The Book of Shakespeare


(1564 – 1616)

 Our remedies oft in ourselves do lie.
Which we ascribe to heaven.


Heaven doth with us as we with torches do.
Not light them for themselves; for if our virtues Did not go forth of us, ’twere all
Alike as if we had them not.

Go to your bosom; knock there and ask your heart what it doth know.


There are more things in heaven and earth, Horatio
Than are dreamt of in your philosophy.

Something is rotten in the state of Denmark.

There is nothing good or bad that thinking doesn’t make it so 

 To be, or not to be: this is the question:
Whether ’tis nobler in the mind to suffer
The slings and arrows of outrageous fortune,
Or to take arms against a sea of troubles,
And by opposing end them? To die: to sleep;
No more; and, by a sleep to say we end
The heart-ache and the thousand shocks
That flesh is heir too, tis a consummation
Devoutly to be wished. To die, to sleep;

To sleep: perchance to dream: ay there’s the rub;
For in that sleep of death what dreams may come
When we have shuffled off this mortal coil.
Must give us pause. There’s the respect
That makes calamity of so long life.

Thus conscience doth make cowards of us all;
And thus the native hue of resolution
Is sicklied o’er with pale cast of thought.
And enterprises of great pith and moment
With this current turn awry,
And lose the name of action.



I see you stand like greyhounds in the slips,
Straining upon the start.The game’s afoot:
Follow your spirit….



There is a tide in the affairs of men
Which taken at the flood, leads on to fortune.

Omitted, all the voyages of their life
Is bound in shadows and miseries.

On such a full sea are we now afloat;
And we must take the current when it serves,
Or lose our ventures.

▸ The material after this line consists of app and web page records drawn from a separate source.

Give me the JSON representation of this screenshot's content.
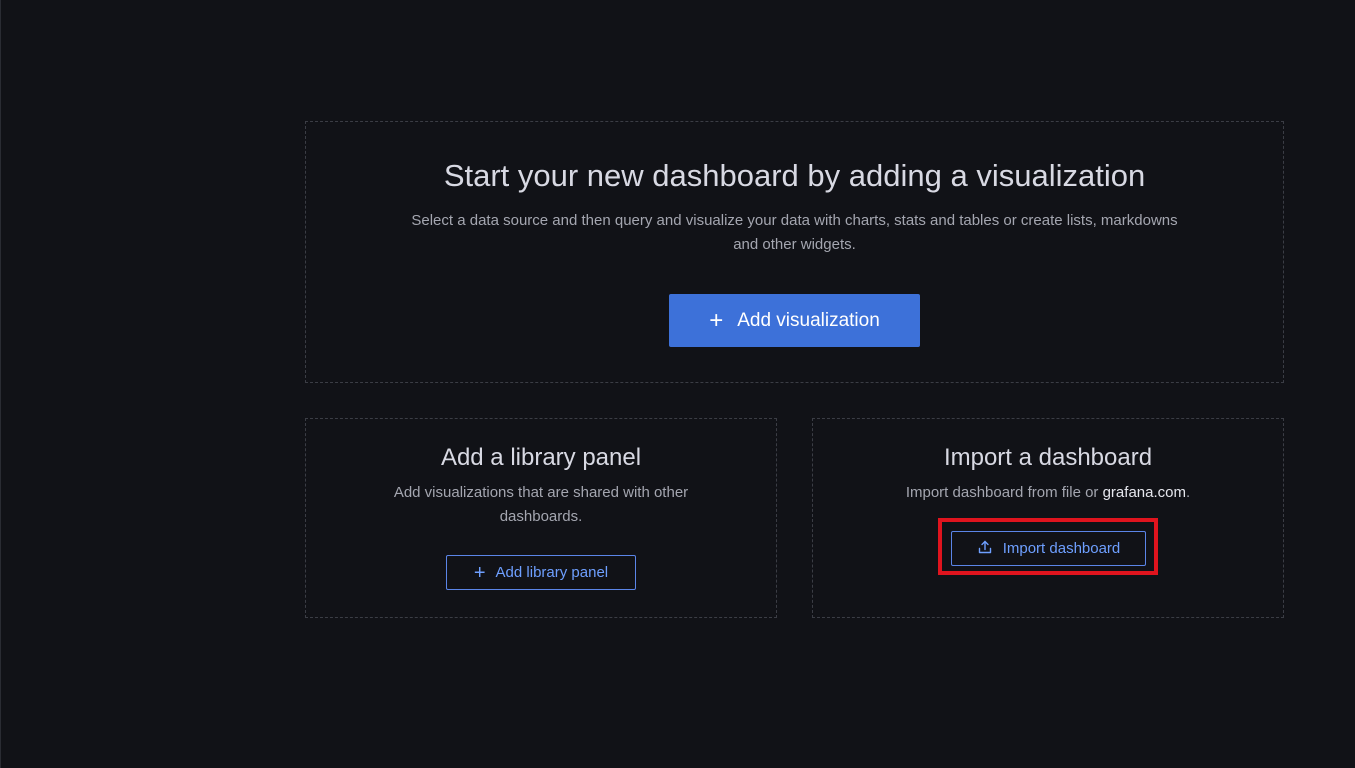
{
  "main": {
    "title": "Start your new dashboard by adding a visualization",
    "description": "Select a data source and then query and visualize your data with charts, stats and tables or create lists, markdowns and other widgets.",
    "add_visualization_label": "Add visualization"
  },
  "library": {
    "title": "Add a library panel",
    "description": "Add visualizations that are shared with other dashboards.",
    "button_label": "Add library panel"
  },
  "import": {
    "title": "Import a dashboard",
    "description_prefix": "Import dashboard from file or ",
    "description_link": "grafana.com",
    "description_suffix": ".",
    "button_label": "Import dashboard"
  },
  "icons": {
    "add": "plus-icon",
    "import": "upload-icon"
  },
  "colors": {
    "background": "#111217",
    "primary_button": "#3d71d9",
    "secondary_text": "#6e9fff",
    "highlight": "#e0141e"
  }
}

Let me have about me men that are fat;
Sleek-headed men and such as sleep o’nights;
Yon’d Cassius has a lean and hungry look;
He thinks too much: such men are dangerous.


Men at some times are masters of their fates;
The fault, dear Brutus, is not in our stars;
But in ourselves….


Cowards die many times before their deaths;
The valiant never taste of death but once.
Of all the wonders I have heard,
It seems most strange that men should fear;
Seeing that death, a necessary end.
Will come when it will come.